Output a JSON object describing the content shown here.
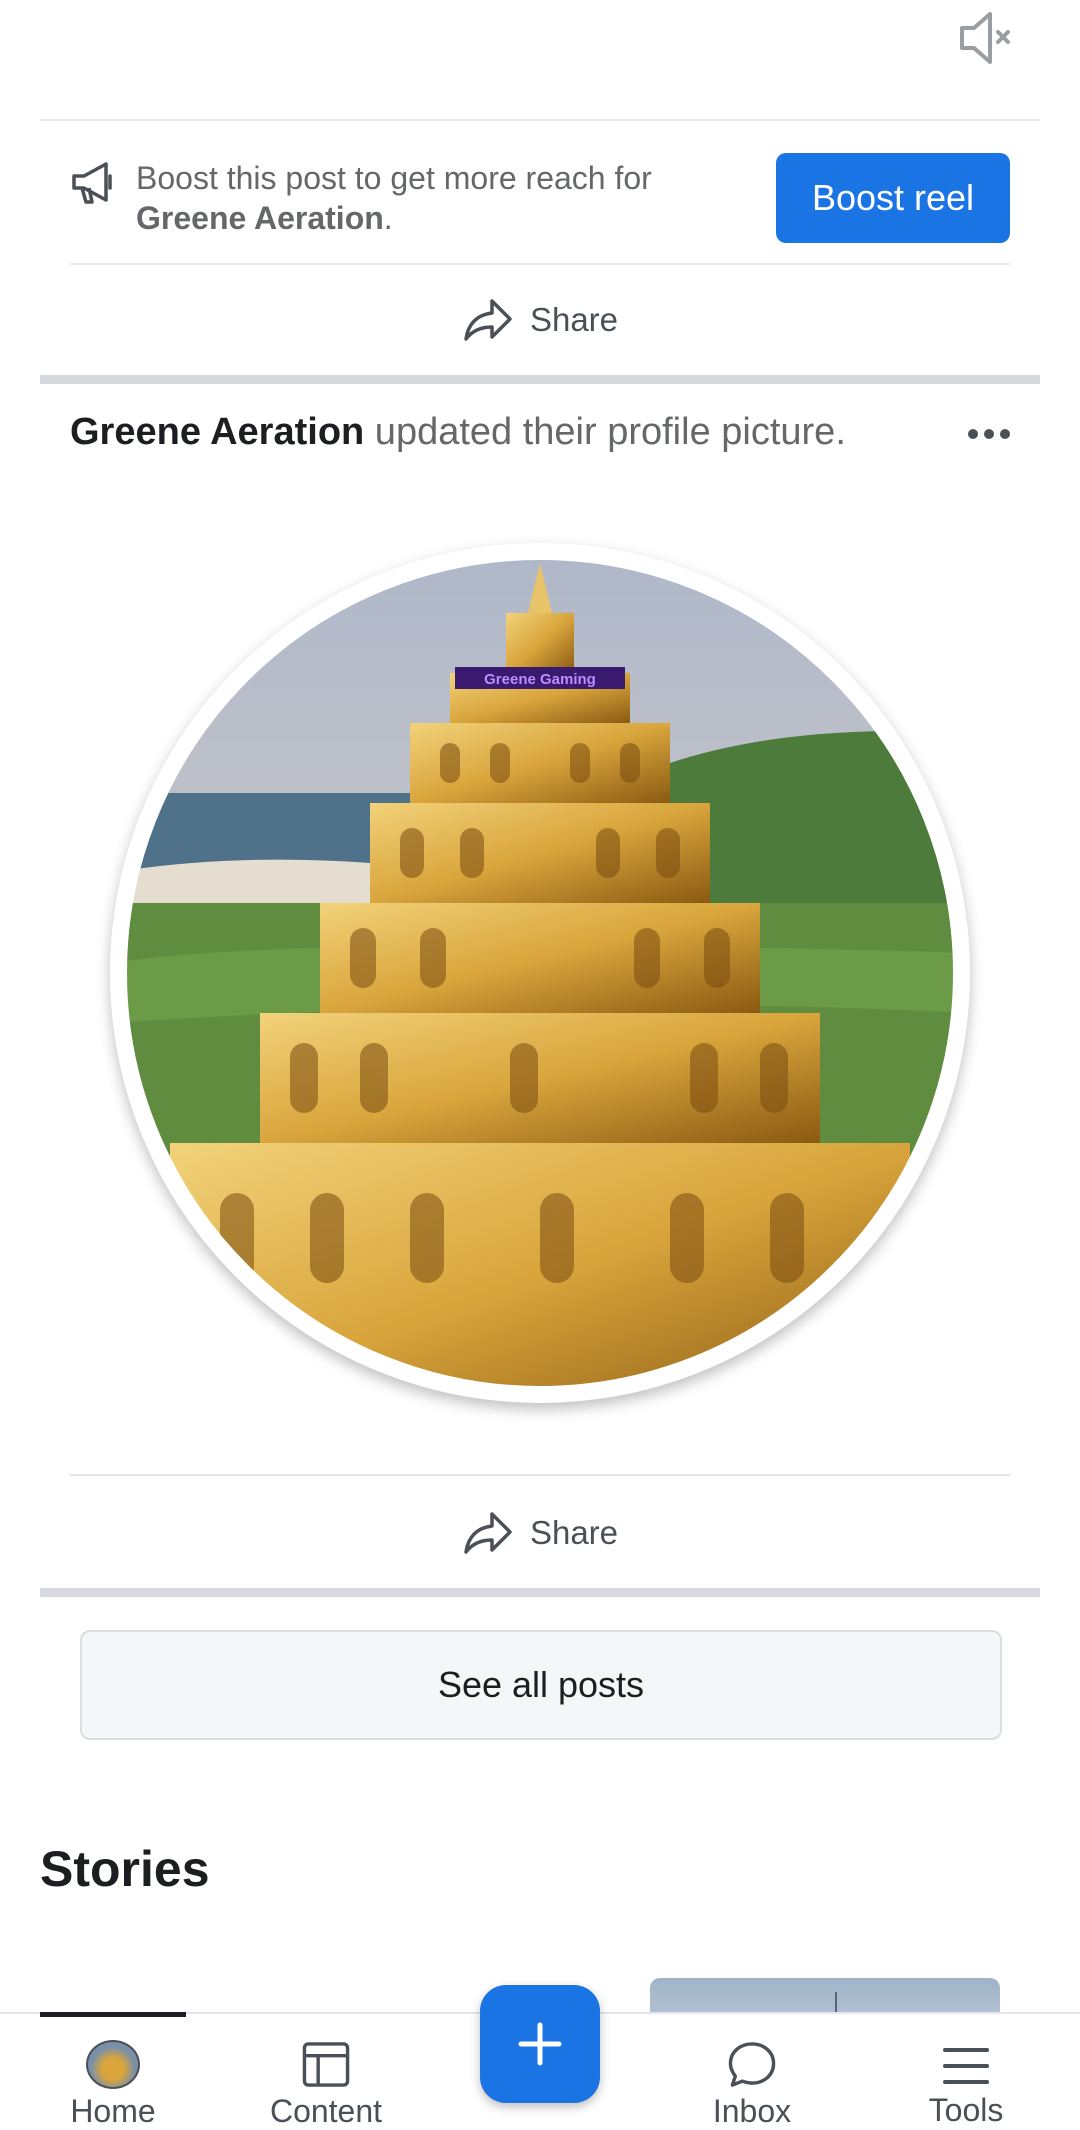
{
  "boost": {
    "prefix": "Boost this post to get more reach for ",
    "page_name": "Greene Aeration",
    "suffix": ".",
    "button_label": "Boost reel"
  },
  "share_label": "Share",
  "post": {
    "author": "Greene Aeration",
    "action": " updated their profile picture.",
    "image_sign_text": "Greene Gaming"
  },
  "see_all_label": "See all posts",
  "stories": {
    "title": "Stories"
  },
  "nav": {
    "items": [
      {
        "label": "Home",
        "icon": "home-avatar-icon"
      },
      {
        "label": "Content",
        "icon": "content-icon"
      },
      {
        "label": "Inbox",
        "icon": "chat-bubble-icon"
      },
      {
        "label": "Tools",
        "icon": "menu-icon"
      }
    ],
    "fab_icon": "plus-icon"
  }
}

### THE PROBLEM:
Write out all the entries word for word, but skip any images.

### TASK RESPONSE:
Output a JSON object describing the content shown here.
{
  "boost": {
    "prefix": "Boost this post to get more reach for ",
    "page_name": "Greene Aeration",
    "suffix": ".",
    "button_label": "Boost reel"
  },
  "share_label": "Share",
  "post": {
    "author": "Greene Aeration",
    "action": " updated their profile picture.",
    "image_sign_text": "Greene Gaming"
  },
  "see_all_label": "See all posts",
  "stories": {
    "title": "Stories"
  },
  "nav": {
    "items": [
      {
        "label": "Home",
        "icon": "home-avatar-icon"
      },
      {
        "label": "Content",
        "icon": "content-icon"
      },
      {
        "label": "Inbox",
        "icon": "chat-bubble-icon"
      },
      {
        "label": "Tools",
        "icon": "menu-icon"
      }
    ],
    "fab_icon": "plus-icon"
  }
}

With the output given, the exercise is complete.